All too often, quality is measured by the amount of bugs or errors found by the client when you release their project to them for acceptance testing — if it’s relatively bug-free, and there’s no typos, then you’ve delivered a high quality product, right?
Not quite. That’s simply quality of the product from the point of view of development and copywriting standards; there are other areas where quality is just as — if not more — important when it comes to really defining good from bad.
In our experience, there are four main types of ‘quality’ within a typical project:
- Has the product been delivered to a high standard?
- Has the product been delivered efficiently?
- Does the product match the agreed deliverables, in terms of scope?
- Does the product deliver against agreed objectives or KPIs?
The first point is largely down to the quality of your internal development and management processes — if you’re doing things properly, using people who are trained and knowledgeable in the work they’re expected to do, then you’ll find it relatively easy to deliver a quality product — all you’ll need to be worried about what we call the “can’t see the wood for the trees” problem, where your teams will miss some bugs or problems simply because of their prolonged exposure to a project having naturally formed blindspots and preconceptions of how things should work or look.
The other three points are a little more difficult to manage, as they’re very much a part of your journey through your delivery process rather than a hard asset that you can measure. Indeed, the documents and agreements you create within your project can only often only be tested when they are themselves used to measure other elements of the project — a functional specification is used to test the adherence to agreed site operation and scope, but this is dependent on the website being finished and ready for testing.
They are also difficult to measure for quality as many projects will tick along just fine, all the way through to launch, without any problems — when the client and project teams are on the same page, and what’s required is well known by all, incomplete or ambiguous documentation will go unnoticed simply because there are no problems or disagreements that require they such documents are referenced. Spotting problems with your documentation and agreed scope will generally only happen way down the line, when things are already on the wrong foot and you’re looking to firm up your position. That is, obviously, too late.

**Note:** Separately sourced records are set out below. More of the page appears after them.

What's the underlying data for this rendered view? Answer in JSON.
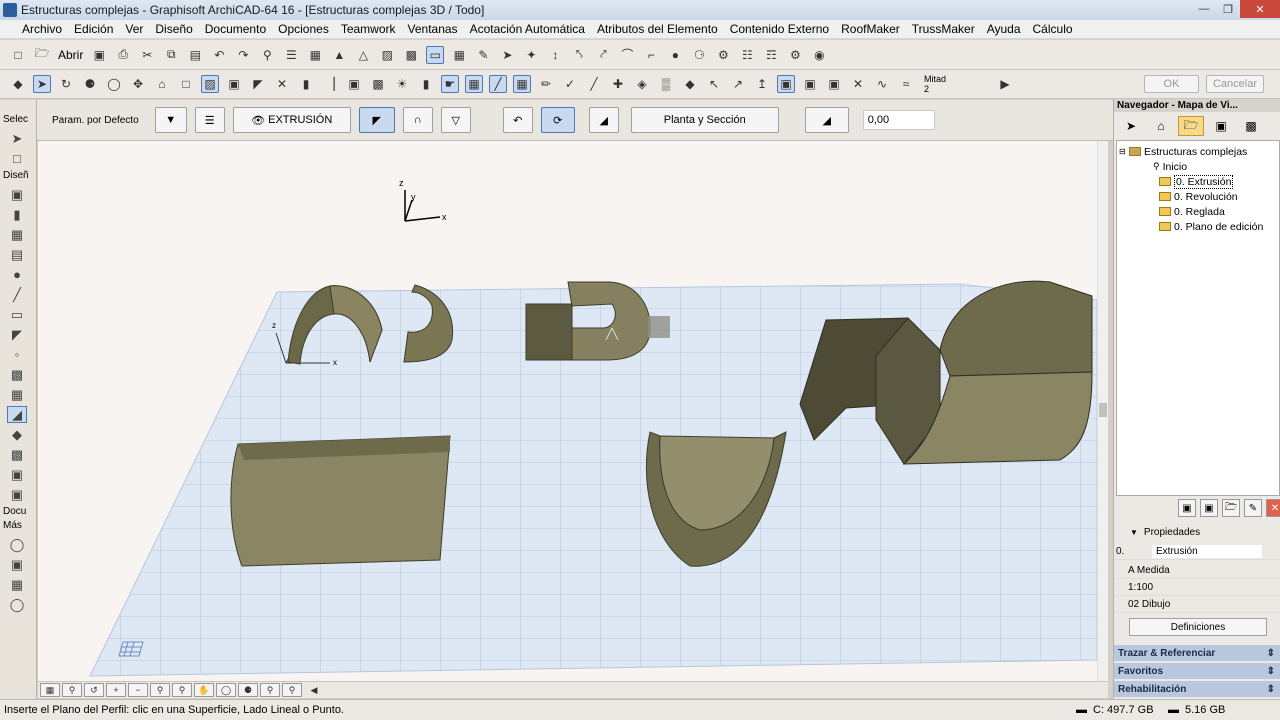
{
  "window": {
    "title": "Estructuras complejas - Graphisoft ArchiCAD-64 16 - [Estructuras complejas 3D / Todo]"
  },
  "menu": [
    "Archivo",
    "Edición",
    "Ver",
    "Diseño",
    "Documento",
    "Opciones",
    "Teamwork",
    "Ventanas",
    "Acotación Automática",
    "Atributos del Elemento",
    "Contenido Externo",
    "RoofMaker",
    "TrussMaker",
    "Ayuda",
    "Cálculo"
  ],
  "toolbar": {
    "open_label": "Abrir",
    "mitad_label": "Mitad",
    "mitad_value": "2",
    "ok_label": "OK",
    "cancel_label": "Cancelar"
  },
  "infobox": {
    "param_label": "Param. por Defecto",
    "extrusion_label": "EXTRUSIÓN",
    "plan_section_label": "Planta y Sección",
    "value_field": "0,00"
  },
  "toolbox": {
    "select_label": "Selec",
    "design_label": "Diseñ",
    "docu_label": "Docu",
    "more_label": "Más"
  },
  "viewport": {
    "axis_z": "z",
    "axis_y": "y",
    "axis_x": "x"
  },
  "navigator": {
    "title": "Navegador - Mapa de Vi...",
    "tree": {
      "root": "Estructuras complejas",
      "items": [
        "Inicio",
        "0. Extrusión",
        "0. Revolución",
        "0. Reglada",
        "0. Plano de edición"
      ],
      "selected_index": 1
    },
    "properties": {
      "title": "Propiedades",
      "id_value": "0.",
      "name_value": "Extrusión",
      "rows": [
        "A Medida",
        "1:100",
        "02 Dibujo"
      ],
      "definitions_button": "Definiciones"
    },
    "sections": [
      "Trazar & Referenciar",
      "Favoritos",
      "Rehabilitación"
    ]
  },
  "statusbar": {
    "prompt": "Inserte el Plano del Perfil: clic en una Superficie, Lado Lineal o Punto.",
    "disk_c": "C: 497.7 GB",
    "memory": "5.16 GB"
  }
}
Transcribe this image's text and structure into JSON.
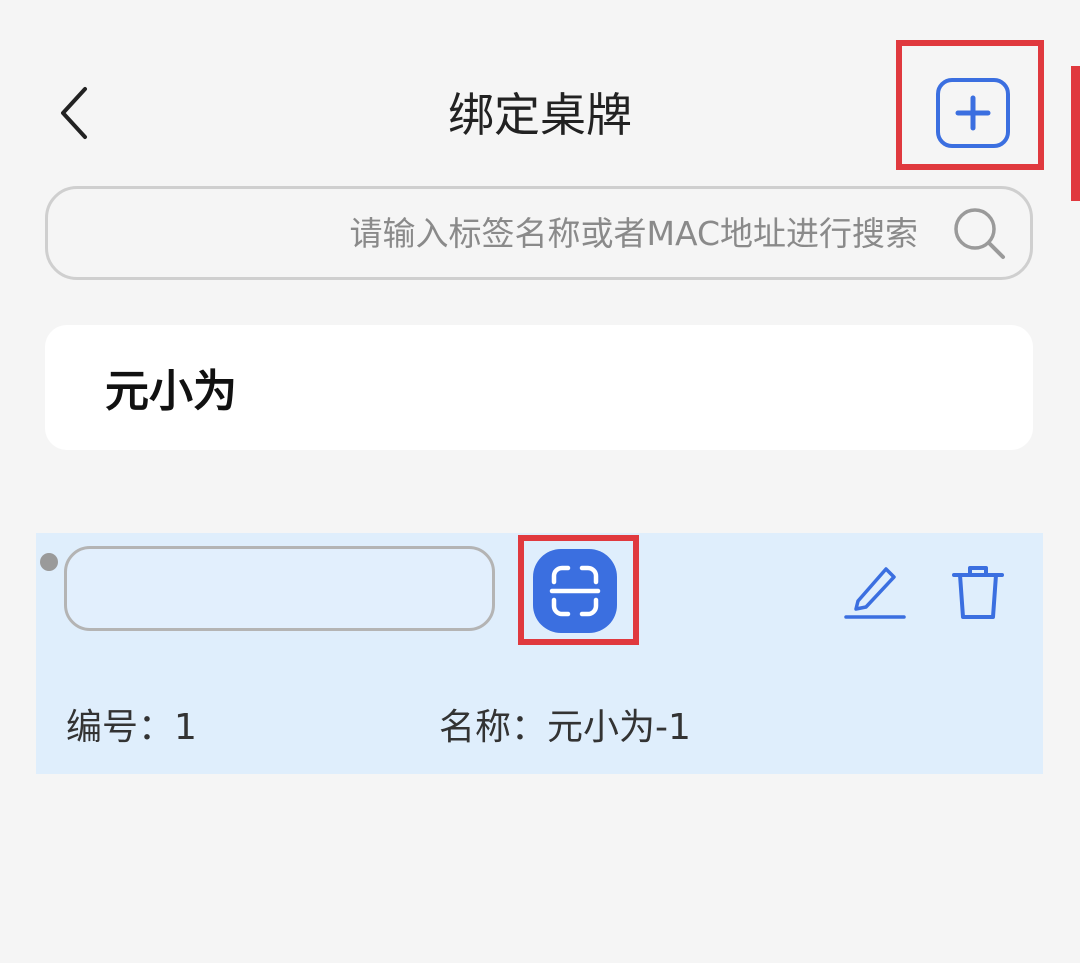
{
  "header": {
    "title": "绑定桌牌",
    "back_icon": "chevron-left-icon",
    "add_icon": "plus-square-icon"
  },
  "search": {
    "placeholder": "请输入标签名称或者MAC地址进行搜索",
    "value": "",
    "icon": "search-icon"
  },
  "group": {
    "name": "元小为"
  },
  "tags": [
    {
      "mac_value": "",
      "scan_icon": "scan-icon",
      "edit_icon": "edit-icon",
      "delete_icon": "trash-icon",
      "number_label": "编号：",
      "number_value": "1",
      "name_label": "名称：",
      "name_value": "元小为-1"
    }
  ],
  "colors": {
    "accent": "#3b6fe0",
    "highlight": "#e0393e",
    "row_background": "#dfeefc",
    "page_background": "#f5f5f5"
  }
}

It’s therefore important that you assess your projects for quality right through the delivery process, constantly reviewing what you have to ensure that it’s robust, accurate and mutually understood and accepted by all. A quality set of project documents, agreements and plans will ensure that when it comes to assuring the quality of your final product, you’ve not only got a solid set of tools to measure with, but you’ve also got the confidence that you set yourself up with the very best chance of delivering a high quality product in the first place.